• Work instruction
Your answer should reproduce the full set of records exactly as given.

[Provided entries — start]

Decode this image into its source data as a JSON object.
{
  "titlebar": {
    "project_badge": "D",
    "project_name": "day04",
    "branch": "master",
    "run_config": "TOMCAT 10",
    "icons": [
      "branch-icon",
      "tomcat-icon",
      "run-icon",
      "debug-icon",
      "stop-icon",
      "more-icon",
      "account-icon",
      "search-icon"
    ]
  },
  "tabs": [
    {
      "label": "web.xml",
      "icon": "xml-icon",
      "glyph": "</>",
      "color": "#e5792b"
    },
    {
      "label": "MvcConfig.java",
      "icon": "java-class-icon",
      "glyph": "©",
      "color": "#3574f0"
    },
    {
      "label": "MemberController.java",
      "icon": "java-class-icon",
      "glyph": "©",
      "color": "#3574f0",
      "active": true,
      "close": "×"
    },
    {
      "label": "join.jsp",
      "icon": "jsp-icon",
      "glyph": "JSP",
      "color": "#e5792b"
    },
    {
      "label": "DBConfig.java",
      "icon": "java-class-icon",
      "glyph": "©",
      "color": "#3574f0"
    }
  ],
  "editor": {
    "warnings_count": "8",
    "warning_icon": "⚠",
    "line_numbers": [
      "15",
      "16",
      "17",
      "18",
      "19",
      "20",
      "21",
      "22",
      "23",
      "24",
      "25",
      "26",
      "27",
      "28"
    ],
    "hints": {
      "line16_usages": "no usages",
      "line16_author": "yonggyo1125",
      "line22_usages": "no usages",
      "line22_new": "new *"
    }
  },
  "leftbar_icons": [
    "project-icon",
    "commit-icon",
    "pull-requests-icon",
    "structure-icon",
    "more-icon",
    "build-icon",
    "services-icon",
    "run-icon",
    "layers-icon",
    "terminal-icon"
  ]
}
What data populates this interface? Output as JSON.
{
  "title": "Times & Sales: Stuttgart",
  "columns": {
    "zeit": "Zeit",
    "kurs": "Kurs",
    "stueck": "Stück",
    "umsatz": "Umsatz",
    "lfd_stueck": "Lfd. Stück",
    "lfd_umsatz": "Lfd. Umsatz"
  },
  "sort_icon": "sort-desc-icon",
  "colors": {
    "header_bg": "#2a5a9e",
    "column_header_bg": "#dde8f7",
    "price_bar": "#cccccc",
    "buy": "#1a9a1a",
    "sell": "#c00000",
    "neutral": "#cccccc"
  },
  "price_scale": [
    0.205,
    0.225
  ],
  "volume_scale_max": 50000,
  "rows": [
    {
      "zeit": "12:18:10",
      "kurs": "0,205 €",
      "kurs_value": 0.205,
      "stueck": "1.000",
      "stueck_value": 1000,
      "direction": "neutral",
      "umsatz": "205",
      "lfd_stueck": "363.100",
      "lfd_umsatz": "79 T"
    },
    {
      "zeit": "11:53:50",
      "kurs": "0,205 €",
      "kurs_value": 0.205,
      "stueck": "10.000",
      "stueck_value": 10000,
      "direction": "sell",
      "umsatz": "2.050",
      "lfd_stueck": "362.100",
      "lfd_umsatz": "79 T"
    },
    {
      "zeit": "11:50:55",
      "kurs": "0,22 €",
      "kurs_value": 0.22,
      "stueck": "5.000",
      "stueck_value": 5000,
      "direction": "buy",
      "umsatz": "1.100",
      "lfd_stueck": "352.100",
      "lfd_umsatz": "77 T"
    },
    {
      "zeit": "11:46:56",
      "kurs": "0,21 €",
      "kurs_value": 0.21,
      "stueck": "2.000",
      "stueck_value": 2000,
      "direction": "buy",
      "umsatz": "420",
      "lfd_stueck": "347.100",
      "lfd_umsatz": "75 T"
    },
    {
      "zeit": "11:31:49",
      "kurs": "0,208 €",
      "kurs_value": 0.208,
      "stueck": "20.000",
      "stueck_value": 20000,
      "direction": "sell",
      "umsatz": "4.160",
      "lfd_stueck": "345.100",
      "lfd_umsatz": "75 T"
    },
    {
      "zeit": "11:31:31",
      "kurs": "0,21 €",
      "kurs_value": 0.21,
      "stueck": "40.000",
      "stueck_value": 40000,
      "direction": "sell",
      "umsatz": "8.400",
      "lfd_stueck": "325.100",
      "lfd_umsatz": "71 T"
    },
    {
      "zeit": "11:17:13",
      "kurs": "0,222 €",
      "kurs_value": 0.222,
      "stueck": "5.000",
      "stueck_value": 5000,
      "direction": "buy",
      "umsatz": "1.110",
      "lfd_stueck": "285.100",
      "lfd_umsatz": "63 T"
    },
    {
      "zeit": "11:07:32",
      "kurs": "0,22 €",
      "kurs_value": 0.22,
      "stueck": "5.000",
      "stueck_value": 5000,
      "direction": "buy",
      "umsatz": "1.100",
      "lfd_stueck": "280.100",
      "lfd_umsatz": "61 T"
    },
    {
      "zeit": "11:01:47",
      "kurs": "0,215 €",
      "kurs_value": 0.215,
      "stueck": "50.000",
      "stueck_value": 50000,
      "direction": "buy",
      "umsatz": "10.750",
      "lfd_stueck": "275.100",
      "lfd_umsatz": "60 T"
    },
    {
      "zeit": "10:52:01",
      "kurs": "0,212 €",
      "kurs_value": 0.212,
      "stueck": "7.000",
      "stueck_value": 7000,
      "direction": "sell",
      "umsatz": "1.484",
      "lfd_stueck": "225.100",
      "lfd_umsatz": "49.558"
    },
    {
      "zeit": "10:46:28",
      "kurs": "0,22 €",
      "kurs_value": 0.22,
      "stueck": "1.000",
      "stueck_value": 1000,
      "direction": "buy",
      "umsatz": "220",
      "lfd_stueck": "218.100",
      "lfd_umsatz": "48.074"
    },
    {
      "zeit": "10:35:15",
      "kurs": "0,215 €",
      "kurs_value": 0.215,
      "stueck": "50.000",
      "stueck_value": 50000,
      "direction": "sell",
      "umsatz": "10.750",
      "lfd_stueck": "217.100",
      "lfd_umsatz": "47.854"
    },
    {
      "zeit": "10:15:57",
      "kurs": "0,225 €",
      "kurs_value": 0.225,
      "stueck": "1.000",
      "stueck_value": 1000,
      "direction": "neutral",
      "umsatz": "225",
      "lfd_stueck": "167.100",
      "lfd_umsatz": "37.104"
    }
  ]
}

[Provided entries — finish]

• Finished exercise
Decode this image into its source data as a JSON object.
{
  "titlebar": {
    "project_badge": "D",
    "project_name": "day04",
    "branch": "master",
    "run_config": "TOMCAT 10",
    "icons": [
      "branch-icon",
      "tomcat-icon",
      "run-icon",
      "debug-icon",
      "stop-icon",
      "more-icon",
      "account-icon",
      "search-icon"
    ]
  },
  "tabs": [
    {
      "label": "web.xml",
      "icon": "xml-icon",
      "glyph": "</>",
      "color": "#e5792b"
    },
    {
      "label": "MvcConfig.java",
      "icon": "java-class-icon",
      "glyph": "©",
      "color": "#3574f0"
    },
    {
      "label": "MemberController.java",
      "icon": "java-class-icon",
      "glyph": "©",
      "color": "#3574f0",
      "active": true,
      "close": "×"
    },
    {
      "label": "join.jsp",
      "icon": "jsp-icon",
      "glyph": "JSP",
      "color": "#e5792b"
    },
    {
      "label": "DBConfig.java",
      "icon": "java-class-icon",
      "glyph": "©",
      "color": "#3574f0"
    }
  ],
  "editor": {
    "warnings_count": "8",
    "warning_icon": "⚠",
    "line_numbers": [
      "15",
      "16",
      "17",
      "18",
      "19",
      "20",
      "21",
      "22",
      "23",
      "24",
      "25",
      "26",
      "27",
      "28"
    ],
    "hints": {
      "line16_usages": "no usages",
      "line16_author": "yonggyo1125",
      "line22_usages": "no usages",
      "line22_new": "new *"
    }
  },
  "leftbar_icons": [
    "project-icon",
    "commit-icon",
    "pull-requests-icon",
    "structure-icon",
    "more-icon",
    "build-icon",
    "services-icon",
    "run-icon",
    "layers-icon",
    "terminal-icon"
  ]
}
What data populates this interface? Output as JSON.
{
  "title": "Times & Sales: Stuttgart",
  "columns": {
    "zeit": "Zeit",
    "kurs": "Kurs",
    "stueck": "Stück",
    "umsatz": "Umsatz",
    "lfd_stueck": "Lfd. Stück",
    "lfd_umsatz": "Lfd. Umsatz"
  },
  "sort_icon": "sort-desc-icon",
  "colors": {
    "header_bg": "#2a5a9e",
    "column_header_bg": "#dde8f7",
    "price_bar": "#cccccc",
    "buy": "#1a9a1a",
    "sell": "#c00000",
    "neutral": "#cccccc"
  },
  "price_scale": [
    0.205,
    0.225
  ],
  "volume_scale_max": 50000,
  "rows": [
    {
      "zeit": "12:18:10",
      "kurs": "0,205 €",
      "kurs_value": 0.205,
      "stueck": "1.000",
      "stueck_value": 1000,
      "direction": "neutral",
      "umsatz": "205",
      "lfd_stueck": "363.100",
      "lfd_umsatz": "79 T"
    },
    {
      "zeit": "11:53:50",
      "kurs": "0,205 €",
      "kurs_value": 0.205,
      "stueck": "10.000",
      "stueck_value": 10000,
      "direction": "sell",
      "umsatz": "2.050",
      "lfd_stueck": "362.100",
      "lfd_umsatz": "79 T"
    },
    {
      "zeit": "11:50:55",
      "kurs": "0,22 €",
      "kurs_value": 0.22,
      "stueck": "5.000",
      "stueck_value": 5000,
      "direction": "buy",
      "umsatz": "1.100",
      "lfd_stueck": "352.100",
      "lfd_umsatz": "77 T"
    },
    {
      "zeit": "11:46:56",
      "kurs": "0,21 €",
      "kurs_value": 0.21,
      "stueck": "2.000",
      "stueck_value": 2000,
      "direction": "buy",
      "umsatz": "420",
      "lfd_stueck": "347.100",
      "lfd_umsatz": "75 T"
    },
    {
      "zeit": "11:31:49",
      "kurs": "0,208 €",
      "kurs_value": 0.208,
      "stueck": "20.000",
      "stueck_value": 20000,
      "direction": "sell",
      "umsatz": "4.160",
      "lfd_stueck": "345.100",
      "lfd_umsatz": "75 T"
    },
    {
      "zeit": "11:31:31",
      "kurs": "0,21 €",
      "kurs_value": 0.21,
      "stueck": "40.000",
      "stueck_value": 40000,
      "direction": "sell",
      "umsatz": "8.400",
      "lfd_stueck": "325.100",
      "lfd_umsatz": "71 T"
    },
    {
      "zeit": "11:17:13",
      "kurs": "0,222 €",
      "kurs_value": 0.222,
      "stueck": "5.000",
      "stueck_value": 5000,
      "direction": "buy",
      "umsatz": "1.110",
      "lfd_stueck": "285.100",
      "lfd_umsatz": "63 T"
    },
    {
      "zeit": "11:07:32",
      "kurs": "0,22 €",
      "kurs_value": 0.22,
      "stueck": "5.000",
      "stueck_value": 5000,
      "direction": "buy",
      "umsatz": "1.100",
      "lfd_stueck": "280.100",
      "lfd_umsatz": "61 T"
    },
    {
      "zeit": "11:01:47",
      "kurs": "0,215 €",
      "kurs_value": 0.215,
      "stueck": "50.000",
      "stueck_value": 50000,
      "direction": "buy",
      "umsatz": "10.750",
      "lfd_stueck": "275.100",
      "lfd_umsatz": "60 T"
    },
    {
      "zeit": "10:52:01",
      "kurs": "0,212 €",
      "kurs_value": 0.212,
      "stueck": "7.000",
      "stueck_value": 7000,
      "direction": "sell",
      "umsatz": "1.484",
      "lfd_stueck": "225.100",
      "lfd_umsatz": "49.558"
    },
    {
      "zeit": "10:46:28",
      "kurs": "0,22 €",
      "kurs_value": 0.22,
      "stueck": "1.000",
      "stueck_value": 1000,
      "direction": "buy",
      "umsatz": "220",
      "lfd_stueck": "218.100",
      "lfd_umsatz": "48.074"
    },
    {
      "zeit": "10:35:15",
      "kurs": "0,215 €",
      "kurs_value": 0.215,
      "stueck": "50.000",
      "stueck_value": 50000,
      "direction": "sell",
      "umsatz": "10.750",
      "lfd_stueck": "217.100",
      "lfd_umsatz": "47.854"
    },
    {
      "zeit": "10:15:57",
      "kurs": "0,225 €",
      "kurs_value": 0.225,
      "stueck": "1.000",
      "stueck_value": 1000,
      "direction": "neutral",
      "umsatz": "225",
      "lfd_stueck": "167.100",
      "lfd_umsatz": "37.104"
    }
  ]
}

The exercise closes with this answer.